Parties: Senator Nurudeen Ademola Adeleke & Anor. V Adegboyega Isiaka Oyetola & Ors
Court: Supreme Court
IBRAHIM TANKO MUHAMMAD JSC (Presided)
OLABODE RHODES-VIVOUR JSC (Read the Lead Judgment)
KUMAI BAYANG AKAAHS JSC
KUDIRAT M. OLATOKUNBO KEKERE-EKUN JSC
AMIRU SANUSI JSC PAUL ADAMU GALUMJE JSC (Dissenting)
UWANI MUSA ABBA AJI JSC
Citation: (2020) All FWLR (Pt1047) P. 66
The gubernatorial elections for Osun State was declared inconclusive by the 2nd respondent on grounds of electoral violence and a rerun rescheduled, after which the 1st respondent was declared and returned as winner of the election. Dissatisfied, the 1st appellant who also contested the election and the party that sponsored him filed an appeal at the Governorship Election Tribunal challenging 1st respondent’s win on grounds that he was not duly elected by majority of lawful votes cast and noncompliance with electoral provisions. The appellants sought declaratory reliefs to that effect and for order nullifying the rerun election. The appellants further prayed for declarations that paragraphs 44(n) of 2nd respondent’s Guidelines and Regulations for the conduct of the Osun State Governorship Election is void because it is in conflict with Electoral Act, 2010 as it has the effect of expanding or amending the Electoral Act, 2010 and order striking same down. Further sought were declarations that the appellants scored the majority of lawful votes cast and order returning them as winners of the election. In the alternative, the appellants prayed for order declaring the appellants as winner of the rerun election. The 2nd and 3rd respondents filed preliminary objections to the petition. The tribunal allowed the petition.
Dissatisfied, the 1st and 3rd respondents appealed to the Court of Appeal where the appeal was allowed and the decision of the tribunal set aside. Also dissatisfied, the appellants appealed to the Supreme Court contending that the lower court erred in holding inter alia that the reliefs claimed in the petition were aimed at the election of 22 September 2018 and not the rerun election. The 1st respondent filed a preliminary objection to the appeal.
On the Attitude of court to amendments that would change character of pleadings
Amendments that would change the texture will not be permitted such amendments are fundamental. [P. 117; para. B]
On when a court is competent
A court is competent when –

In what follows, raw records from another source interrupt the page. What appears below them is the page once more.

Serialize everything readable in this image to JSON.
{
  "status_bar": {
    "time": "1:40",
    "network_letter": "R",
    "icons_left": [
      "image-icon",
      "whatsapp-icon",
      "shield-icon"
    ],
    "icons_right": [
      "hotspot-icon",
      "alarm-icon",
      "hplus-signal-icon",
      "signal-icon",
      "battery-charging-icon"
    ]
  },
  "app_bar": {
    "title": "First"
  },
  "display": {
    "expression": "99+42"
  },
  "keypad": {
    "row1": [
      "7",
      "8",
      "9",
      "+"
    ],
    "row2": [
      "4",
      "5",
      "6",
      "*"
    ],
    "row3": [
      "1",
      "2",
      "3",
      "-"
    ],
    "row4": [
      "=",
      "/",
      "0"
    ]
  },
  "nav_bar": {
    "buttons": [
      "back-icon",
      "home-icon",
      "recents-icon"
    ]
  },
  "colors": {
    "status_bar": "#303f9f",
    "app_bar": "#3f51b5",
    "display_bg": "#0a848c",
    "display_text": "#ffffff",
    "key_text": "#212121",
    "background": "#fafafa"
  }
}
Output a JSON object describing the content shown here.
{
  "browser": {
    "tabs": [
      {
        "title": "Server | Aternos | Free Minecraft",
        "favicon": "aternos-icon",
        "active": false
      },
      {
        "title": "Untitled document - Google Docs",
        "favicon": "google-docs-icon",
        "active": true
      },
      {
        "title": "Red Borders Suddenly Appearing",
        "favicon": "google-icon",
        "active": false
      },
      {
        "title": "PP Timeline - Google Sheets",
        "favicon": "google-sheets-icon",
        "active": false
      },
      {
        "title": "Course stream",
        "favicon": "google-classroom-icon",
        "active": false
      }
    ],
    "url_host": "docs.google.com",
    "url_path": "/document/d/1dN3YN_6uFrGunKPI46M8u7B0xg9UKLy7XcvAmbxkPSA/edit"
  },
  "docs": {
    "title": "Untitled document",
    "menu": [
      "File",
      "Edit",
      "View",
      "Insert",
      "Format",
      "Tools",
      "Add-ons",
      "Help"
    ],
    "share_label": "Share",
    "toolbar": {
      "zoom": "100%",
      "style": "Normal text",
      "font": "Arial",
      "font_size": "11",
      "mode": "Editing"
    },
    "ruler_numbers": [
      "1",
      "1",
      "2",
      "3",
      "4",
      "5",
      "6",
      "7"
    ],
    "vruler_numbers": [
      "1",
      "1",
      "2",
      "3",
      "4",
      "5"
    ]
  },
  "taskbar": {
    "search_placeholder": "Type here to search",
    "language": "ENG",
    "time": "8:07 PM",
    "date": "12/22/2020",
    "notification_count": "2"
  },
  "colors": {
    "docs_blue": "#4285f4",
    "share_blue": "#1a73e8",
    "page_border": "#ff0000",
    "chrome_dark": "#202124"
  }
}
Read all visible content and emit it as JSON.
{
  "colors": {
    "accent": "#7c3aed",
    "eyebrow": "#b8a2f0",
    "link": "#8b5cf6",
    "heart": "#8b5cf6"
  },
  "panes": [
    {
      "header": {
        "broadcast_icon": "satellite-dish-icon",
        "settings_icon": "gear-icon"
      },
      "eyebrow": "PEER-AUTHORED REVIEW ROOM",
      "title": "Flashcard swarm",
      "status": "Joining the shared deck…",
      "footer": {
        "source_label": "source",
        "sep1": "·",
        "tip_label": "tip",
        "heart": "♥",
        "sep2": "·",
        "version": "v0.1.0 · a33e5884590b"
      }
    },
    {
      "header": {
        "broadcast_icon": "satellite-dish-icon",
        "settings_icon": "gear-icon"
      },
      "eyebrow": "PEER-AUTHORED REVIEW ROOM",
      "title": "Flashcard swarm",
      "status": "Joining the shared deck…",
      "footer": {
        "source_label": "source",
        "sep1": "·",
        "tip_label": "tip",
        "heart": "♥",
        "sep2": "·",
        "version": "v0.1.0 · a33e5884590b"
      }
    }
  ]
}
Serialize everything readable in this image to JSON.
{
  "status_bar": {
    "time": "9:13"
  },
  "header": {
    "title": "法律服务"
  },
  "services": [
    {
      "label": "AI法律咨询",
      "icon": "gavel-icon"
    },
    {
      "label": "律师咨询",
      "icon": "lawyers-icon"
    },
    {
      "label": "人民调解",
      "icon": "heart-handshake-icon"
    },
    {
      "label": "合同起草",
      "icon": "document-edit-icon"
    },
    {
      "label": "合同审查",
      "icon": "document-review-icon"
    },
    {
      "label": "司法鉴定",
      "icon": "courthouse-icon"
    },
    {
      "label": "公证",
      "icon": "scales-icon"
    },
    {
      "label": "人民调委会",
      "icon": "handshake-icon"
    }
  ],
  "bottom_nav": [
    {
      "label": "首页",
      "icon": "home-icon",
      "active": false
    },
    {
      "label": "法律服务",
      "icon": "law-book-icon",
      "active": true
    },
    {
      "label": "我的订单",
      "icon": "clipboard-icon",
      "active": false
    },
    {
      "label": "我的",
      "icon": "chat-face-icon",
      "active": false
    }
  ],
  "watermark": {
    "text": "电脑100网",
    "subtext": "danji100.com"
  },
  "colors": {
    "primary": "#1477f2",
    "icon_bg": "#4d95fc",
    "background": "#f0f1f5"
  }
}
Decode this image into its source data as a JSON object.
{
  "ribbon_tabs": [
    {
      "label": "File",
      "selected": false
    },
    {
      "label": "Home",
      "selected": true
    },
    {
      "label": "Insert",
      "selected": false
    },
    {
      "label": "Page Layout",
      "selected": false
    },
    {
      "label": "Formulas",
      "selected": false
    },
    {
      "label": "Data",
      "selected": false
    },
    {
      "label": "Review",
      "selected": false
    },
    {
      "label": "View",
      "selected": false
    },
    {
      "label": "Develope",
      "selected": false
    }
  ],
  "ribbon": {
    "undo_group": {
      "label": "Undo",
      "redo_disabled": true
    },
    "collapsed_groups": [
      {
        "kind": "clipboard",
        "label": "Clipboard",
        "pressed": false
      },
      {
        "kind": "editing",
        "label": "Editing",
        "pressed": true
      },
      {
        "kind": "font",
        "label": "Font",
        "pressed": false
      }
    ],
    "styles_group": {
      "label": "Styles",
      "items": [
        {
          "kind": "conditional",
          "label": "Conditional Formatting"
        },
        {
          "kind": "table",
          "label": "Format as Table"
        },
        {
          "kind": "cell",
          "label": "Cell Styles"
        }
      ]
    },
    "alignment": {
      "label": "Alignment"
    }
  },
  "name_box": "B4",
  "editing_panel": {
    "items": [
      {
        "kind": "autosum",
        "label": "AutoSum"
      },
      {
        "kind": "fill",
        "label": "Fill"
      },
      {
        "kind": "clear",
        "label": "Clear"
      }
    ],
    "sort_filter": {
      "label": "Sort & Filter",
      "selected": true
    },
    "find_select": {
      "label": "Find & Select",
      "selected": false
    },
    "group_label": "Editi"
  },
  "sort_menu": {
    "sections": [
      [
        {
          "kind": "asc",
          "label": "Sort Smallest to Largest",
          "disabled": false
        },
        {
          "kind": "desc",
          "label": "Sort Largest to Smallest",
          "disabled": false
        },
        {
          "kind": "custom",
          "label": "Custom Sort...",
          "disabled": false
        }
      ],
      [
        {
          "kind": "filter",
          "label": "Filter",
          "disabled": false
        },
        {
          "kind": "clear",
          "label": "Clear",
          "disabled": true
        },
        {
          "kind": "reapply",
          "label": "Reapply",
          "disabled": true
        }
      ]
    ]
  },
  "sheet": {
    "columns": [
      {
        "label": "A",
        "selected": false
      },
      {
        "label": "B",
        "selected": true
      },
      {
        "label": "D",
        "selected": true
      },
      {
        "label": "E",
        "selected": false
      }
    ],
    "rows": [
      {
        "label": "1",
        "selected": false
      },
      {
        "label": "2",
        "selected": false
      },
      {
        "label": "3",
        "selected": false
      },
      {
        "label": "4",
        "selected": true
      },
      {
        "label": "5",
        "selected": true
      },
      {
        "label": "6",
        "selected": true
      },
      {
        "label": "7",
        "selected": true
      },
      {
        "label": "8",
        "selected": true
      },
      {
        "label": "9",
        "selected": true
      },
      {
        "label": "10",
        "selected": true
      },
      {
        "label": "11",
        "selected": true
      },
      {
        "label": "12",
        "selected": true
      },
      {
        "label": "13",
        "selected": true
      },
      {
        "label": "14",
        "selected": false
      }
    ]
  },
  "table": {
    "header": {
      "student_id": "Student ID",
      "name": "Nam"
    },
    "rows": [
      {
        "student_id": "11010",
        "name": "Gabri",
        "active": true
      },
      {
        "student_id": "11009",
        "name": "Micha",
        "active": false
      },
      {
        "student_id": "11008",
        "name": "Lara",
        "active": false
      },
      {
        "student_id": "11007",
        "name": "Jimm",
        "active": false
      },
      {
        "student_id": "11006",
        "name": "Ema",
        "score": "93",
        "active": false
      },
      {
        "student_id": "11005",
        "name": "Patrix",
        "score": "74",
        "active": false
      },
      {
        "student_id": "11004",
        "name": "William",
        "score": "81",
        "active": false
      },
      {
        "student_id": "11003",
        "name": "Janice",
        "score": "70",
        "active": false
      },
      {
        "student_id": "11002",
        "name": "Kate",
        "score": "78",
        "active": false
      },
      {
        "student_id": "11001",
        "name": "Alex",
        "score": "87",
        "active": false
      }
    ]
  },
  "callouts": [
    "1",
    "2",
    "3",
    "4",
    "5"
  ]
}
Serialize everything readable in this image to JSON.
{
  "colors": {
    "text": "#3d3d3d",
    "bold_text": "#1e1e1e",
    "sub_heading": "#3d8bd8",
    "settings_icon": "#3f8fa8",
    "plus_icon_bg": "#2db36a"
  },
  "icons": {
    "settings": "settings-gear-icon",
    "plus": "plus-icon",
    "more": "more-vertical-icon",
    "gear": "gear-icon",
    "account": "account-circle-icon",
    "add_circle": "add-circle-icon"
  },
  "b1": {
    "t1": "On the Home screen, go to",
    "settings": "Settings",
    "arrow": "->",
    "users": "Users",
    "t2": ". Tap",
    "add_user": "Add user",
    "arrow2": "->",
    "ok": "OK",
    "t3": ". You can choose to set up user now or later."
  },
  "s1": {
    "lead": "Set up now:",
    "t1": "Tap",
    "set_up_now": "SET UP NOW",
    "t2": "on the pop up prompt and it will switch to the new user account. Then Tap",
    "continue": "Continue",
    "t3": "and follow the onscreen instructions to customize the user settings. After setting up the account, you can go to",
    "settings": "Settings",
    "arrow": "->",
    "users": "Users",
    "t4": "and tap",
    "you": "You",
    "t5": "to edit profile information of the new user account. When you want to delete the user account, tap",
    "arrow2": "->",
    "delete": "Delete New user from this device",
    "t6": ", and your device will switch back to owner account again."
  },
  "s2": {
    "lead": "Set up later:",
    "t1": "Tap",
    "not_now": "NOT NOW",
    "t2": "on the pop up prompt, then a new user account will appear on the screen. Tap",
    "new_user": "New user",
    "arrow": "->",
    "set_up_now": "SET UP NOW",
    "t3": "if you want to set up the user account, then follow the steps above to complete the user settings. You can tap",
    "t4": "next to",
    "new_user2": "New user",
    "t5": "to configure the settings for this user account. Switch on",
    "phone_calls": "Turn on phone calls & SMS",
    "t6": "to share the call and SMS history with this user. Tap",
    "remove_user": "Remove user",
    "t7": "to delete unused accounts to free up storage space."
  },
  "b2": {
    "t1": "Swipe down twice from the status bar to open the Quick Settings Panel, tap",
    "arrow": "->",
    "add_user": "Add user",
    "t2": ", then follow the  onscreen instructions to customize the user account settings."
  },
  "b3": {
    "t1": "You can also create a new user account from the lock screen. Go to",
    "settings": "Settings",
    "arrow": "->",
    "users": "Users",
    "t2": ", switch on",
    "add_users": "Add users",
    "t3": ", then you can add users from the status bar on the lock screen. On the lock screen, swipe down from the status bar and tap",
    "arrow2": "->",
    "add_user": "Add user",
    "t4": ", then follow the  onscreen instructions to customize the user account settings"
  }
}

(a) It is properly constituted as regards numbers and qualifications of the members of the bench and no member is disqualified for one reason or another, and
(b) The subject matter of the case is within its jurisdiction, and there is no feature in the case which prevents the court from exercising its jurisdiction, and
(c) The case comes before the court initiated by the due process of law, and upon fulfillment of any condition precedent to the exercise of jurisdiction.
Any defect in competence is fatal, for the proceedings are a nullity however well conducted and decided, the defect is extrinsic to the adjudication. In the instant case, where the tribunal was not properly constituted, the lower court rightly set the decision reached by it aside. [Madukolu v. Nkemdilim (1962) 2 NSCC 374, (1962) All NLR 587, (1962) 2 SCNLR 341 referred to] [P. 120; paras. E – H]